[Data to process Boundary: Start]

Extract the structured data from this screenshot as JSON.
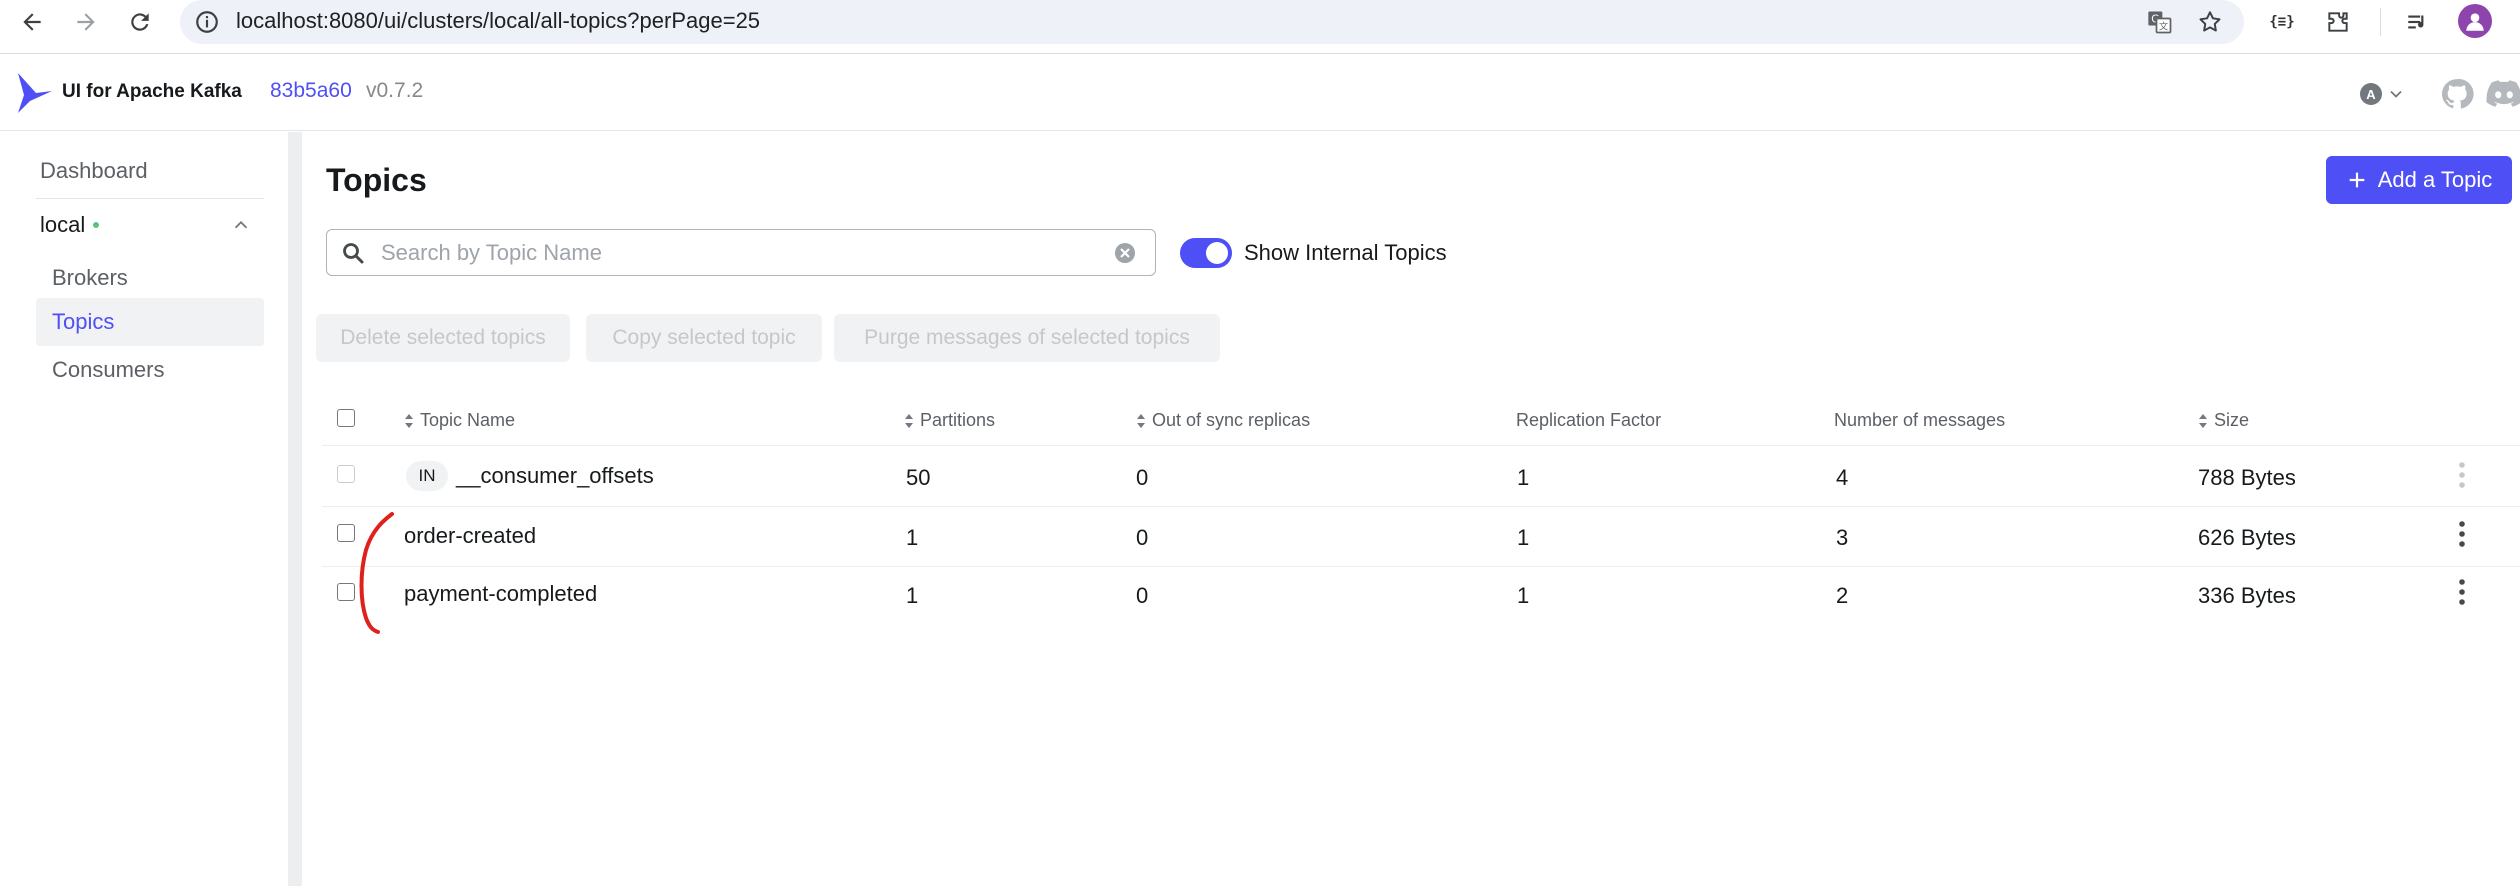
{
  "browser": {
    "url": "localhost:8080/ui/clusters/local/all-topics?perPage=25"
  },
  "header": {
    "app_title": "UI for Apache Kafka",
    "commit": "83b5a60",
    "version": "v0.7.2",
    "lang_letter": "A"
  },
  "sidebar": {
    "dashboard": "Dashboard",
    "cluster": "local",
    "items": [
      {
        "label": "Brokers"
      },
      {
        "label": "Topics"
      },
      {
        "label": "Consumers"
      }
    ]
  },
  "main": {
    "title": "Topics",
    "add_button": "Add a Topic",
    "search_placeholder": "Search by Topic Name",
    "toggle_label": "Show Internal Topics",
    "actions": [
      "Delete selected topics",
      "Copy selected topic",
      "Purge messages of selected topics"
    ],
    "columns": [
      "Topic Name",
      "Partitions",
      "Out of sync replicas",
      "Replication Factor",
      "Number of messages",
      "Size"
    ],
    "rows": [
      {
        "badge": "IN",
        "name": "__consumer_offsets",
        "partitions": "50",
        "out_of_sync": "0",
        "replication": "1",
        "messages": "4",
        "size": "788 Bytes"
      },
      {
        "name": "order-created",
        "partitions": "1",
        "out_of_sync": "0",
        "replication": "1",
        "messages": "3",
        "size": "626 Bytes"
      },
      {
        "name": "payment-completed",
        "partitions": "1",
        "out_of_sync": "0",
        "replication": "1",
        "messages": "2",
        "size": "336 Bytes"
      }
    ]
  },
  "colors": {
    "accent": "#4f4ff6",
    "annotation": "#e0201b",
    "online": "#5bc17f"
  }
}
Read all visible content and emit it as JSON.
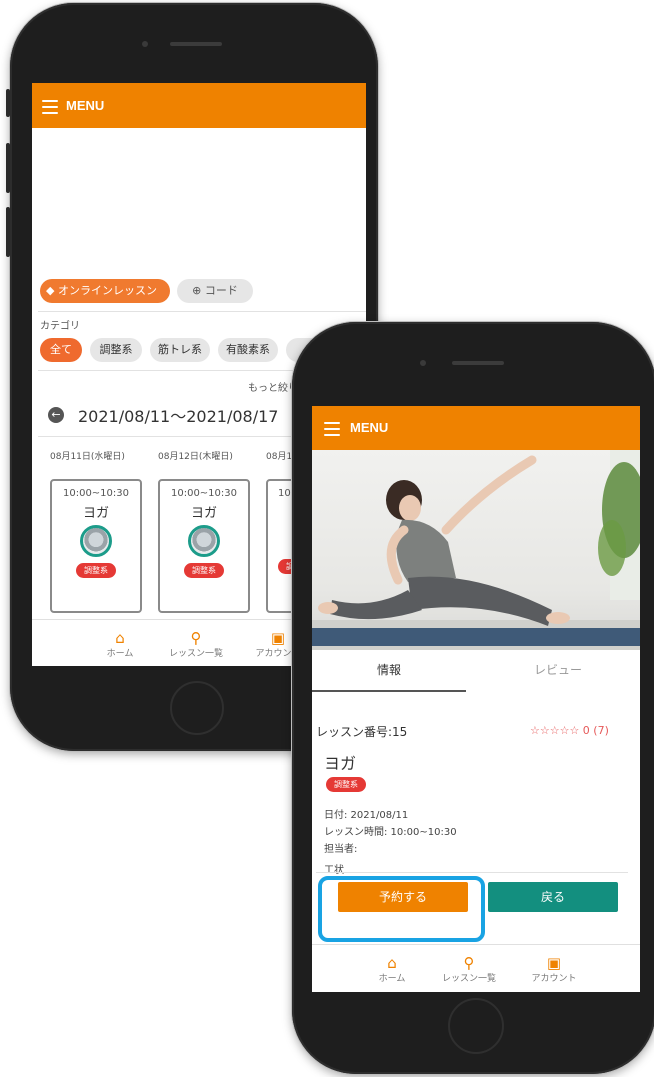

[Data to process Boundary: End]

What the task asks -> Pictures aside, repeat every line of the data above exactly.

Problem solution ->
Extract the structured data from this screenshot as JSON.
{
  "browser": {
    "url": "localhost:8080/ui/clusters/local/all-topics?perPage=25"
  },
  "header": {
    "app_title": "UI for Apache Kafka",
    "commit": "83b5a60",
    "version": "v0.7.2",
    "lang_letter": "A"
  },
  "sidebar": {
    "dashboard": "Dashboard",
    "cluster": "local",
    "items": [
      {
        "label": "Brokers"
      },
      {
        "label": "Topics"
      },
      {
        "label": "Consumers"
      }
    ]
  },
  "main": {
    "title": "Topics",
    "add_button": "Add a Topic",
    "search_placeholder": "Search by Topic Name",
    "toggle_label": "Show Internal Topics",
    "actions": [
      "Delete selected topics",
      "Copy selected topic",
      "Purge messages of selected topics"
    ],
    "columns": [
      "Topic Name",
      "Partitions",
      "Out of sync replicas",
      "Replication Factor",
      "Number of messages",
      "Size"
    ],
    "rows": [
      {
        "badge": "IN",
        "name": "__consumer_offsets",
        "partitions": "50",
        "out_of_sync": "0",
        "replication": "1",
        "messages": "4",
        "size": "788 Bytes"
      },
      {
        "name": "order-created",
        "partitions": "1",
        "out_of_sync": "0",
        "replication": "1",
        "messages": "3",
        "size": "626 Bytes"
      },
      {
        "name": "payment-completed",
        "partitions": "1",
        "out_of_sync": "0",
        "replication": "1",
        "messages": "2",
        "size": "336 Bytes"
      }
    ]
  },
  "colors": {
    "accent": "#4f4ff6",
    "annotation": "#e0201b",
    "online": "#5bc17f"
  }
}
Read all visible content and emit it as JSON.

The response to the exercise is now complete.